Here’s a free resource for helping you get into the mind of buyers. These articles are organized by category (you can also list articles by latest to oldest here), and here’s a quick breakdown:
- For some of the foundations of buyer psychology, you’ll want to start with Jobs-To-Be-Done Basics.
- If you’re getting cancellations, surprising kinds of customers, or you’re just starting out in a new niche, check out articles on Churn, Buyer Research and Purchase Interviews.
- With strong empathy for your buyers, you have a base for Validating and Discerning product or feature ideas. Good theory helps predict behaviour.
- To communicate your product to potential buyers, check out articles on Copywriting. You should consider creating Struggle-First Landing Pages for your product or service, especially when buyers don’t have an established mindset about your solution to their problem.
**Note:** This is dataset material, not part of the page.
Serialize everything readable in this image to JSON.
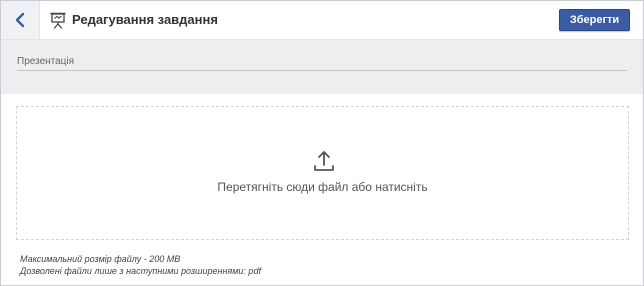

There’s a bunch of articles showcasing some Example Sites too.
- When it’s time to tweak your products and your marketing, there’s a whole section on Optimizing & A/B Testing
- Most of you starting should really consider using buyer psychology with Consulting and Freelancing, offering productized services, understanding the real progress your clients are hoping to make. Jobs-to-be-done, after all, is a set of fractal tools that work both with the big and the small. That’s how I started.
1. Jobs-To-Be-Done Basics
The theory of buyer behavior popularized by Clayton Christensen is found throughout these articles, and so it pays to get the basics.
2. Churn, Buyer Research and Purchase Interviews
You’ll see some articles from above are listed here too. If cancellations to your product are causing you to double down on customer research, these articles are it.
3. Validating and Discerning
Discernment is key. Should you build that feature? Will that product work? It’s best to be real with yourself: you’ll be making bets. And yet, good theory predicts behavior. If you can create a solid narrative of when and how often buyers will experience a struggle, and if you can be patient, you can hone down ideas worth investing in.
It gets easier the more you get into the mind of your buyer.
5. Struggle-First Landing Pages
Perfect for when your audience has no established mindset for the solution to their problem, struggle-first landing pages start by mirroring back the struggle of the visitor so they can say “I feel understood!”
6. Example Sites
Some of these sites no longer exist, but be sure to check out the 5-part teardown and analysis and recommendations for inscheduler.com further down.
7. Optimizing & A/B Testing
You need a lot of traffic for real A/B Testing, but thankfully you can sharpen your pages with this imperative: help people make progress.
8. Consulting and Freelancing
Lastly, I wrote some articles on applying buyer psychology to consulting and freelancing. In fact, I think most people wanting to jump straight from employment to product should consider freelancing. Start small and stay sharp.